FBI agent Frank Hicks warned Bogalusa blacks that any self-defense shooting by a black — of a white — would result in an arrest for murder. He did not explain where the FBI had any legal or constitutional authority for such a move, but the Deacons were not interested in a scholarly debate. They simply told Hicks that self defense is a constitutional right. Hicks got the message.
A lethal moment in Bogalusa shocked the Klan into the realization that blacks were no longer chattel punching bags. During a 1965 summer desegregation demonstration, white hecklers turned violent and threw a brick which struck Hattie Mae Hill. The white mob surrounded the car the Deacons were using to attempt an evacuation of the terrified girl.

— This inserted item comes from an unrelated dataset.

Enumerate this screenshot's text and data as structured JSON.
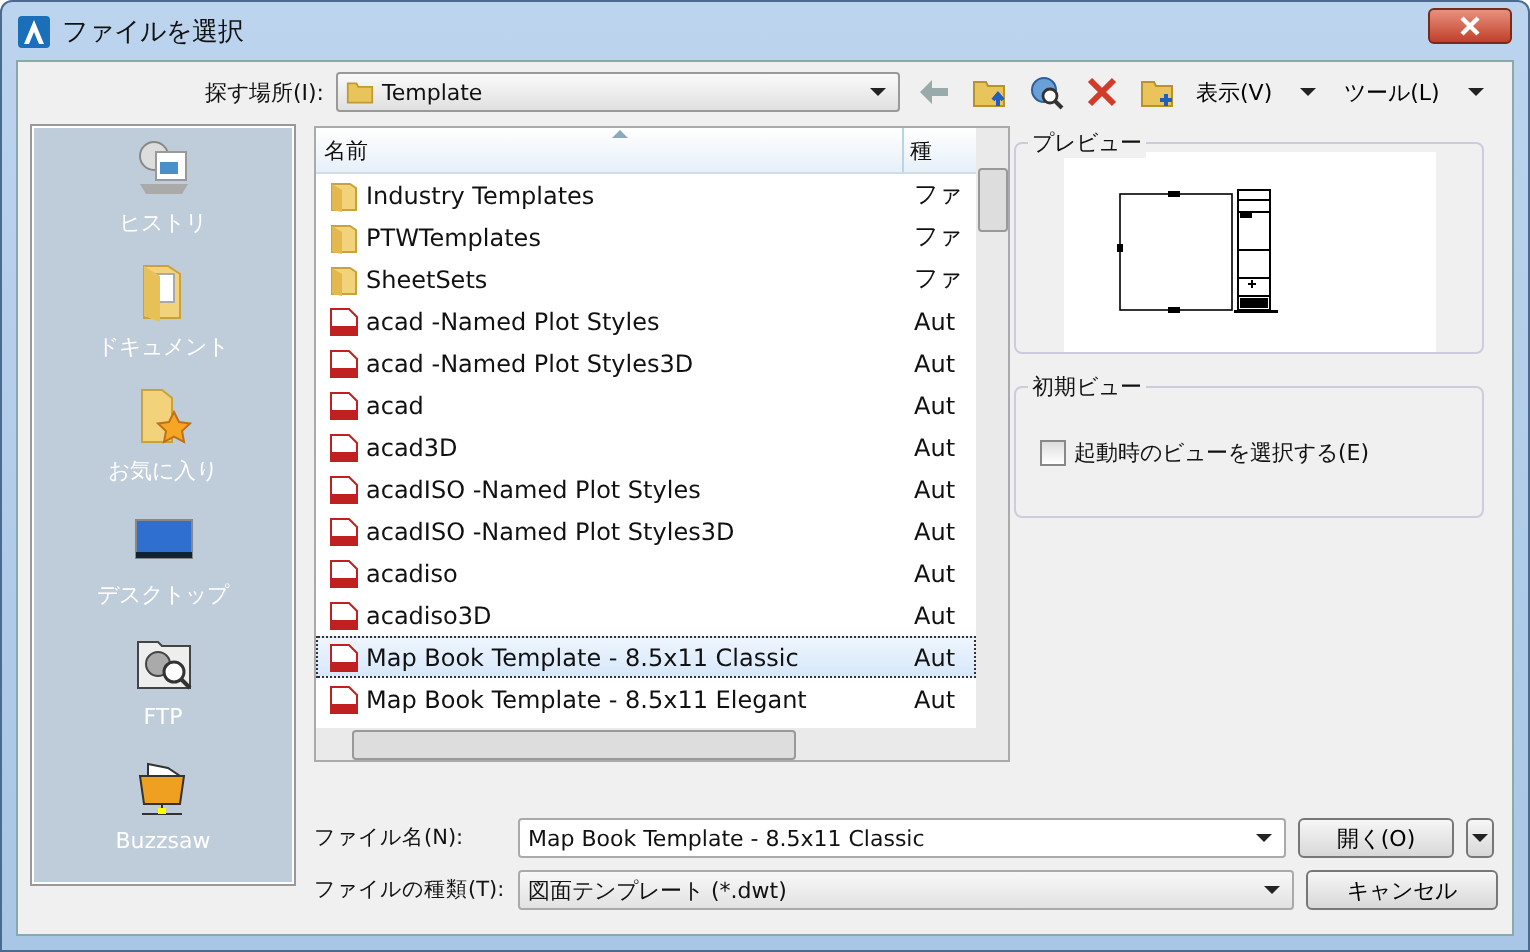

As the mob threatened to break into the car, Deacon Henry Austin shouted that he had a gun. Then he fired a warning shot from his .38 into the air. The mob kept closing in. Austin then fired almost point blank into the chest of Alton Crowe who was in the front of the mob. While Crowe survived, the fun of beating up on blacks died that afternoon in Bogalusa.
When I discuss the Second Amendment with people, I often have to point out the right to keep and bear arms has nothing to do with duck hunting, and was not even originally enacted for purposes of self-defense against crime. It was enacted because of the belief that an armed populace is a protection against a despotic government; just as the popular militias rose up against the British colonial government in the 1770s, an armed population serves as a protection, and a deterent against despotism nowadays as well.
The inevitable response is that the old purpose is simply not realistic today. How could out government become oppressive when we have a democracy? How could armed citizens resist, when the government has tanks, fighter planes, and nuclear bombs? The Deacons give us the answer: A democratic government can become oppressive against a subset of its citizens if the majority support it, and “the government” might not be the federal government with tanks and nuclear bombs, but a local government with a police force that is on the side of the majority and has no qualms about oppressing that subset.
Could such a thing happen today? Well, 1965 is not that long ago. While violent oppression of Blacks on a large scale does not seem likely now, there are plenty of other groups who with unpopular views, unpopular religions, and unpopular people — and the Constitution is enough to protect their rights only as long as the government officials are sufficiently committed to it. That this is not always a sure thing is underscored by the fact that it took a century to properly implement the 14th and 15th Amendments — and only then at the barrel of the Deacons’ guns.
The Deacons have recently been the subject of two books: The Deacons for Defense: Armed Resistance and the Civil Rights Movement by Lance E. Hill, and The Deacons for Defense and Justice: Defenders of the African American Community in Bogalusa, Louisiana During the 1960′s by L. LaSimba M. Gray, Jr., and a TV documentary, which has a review by Amin Sharif (with a picture).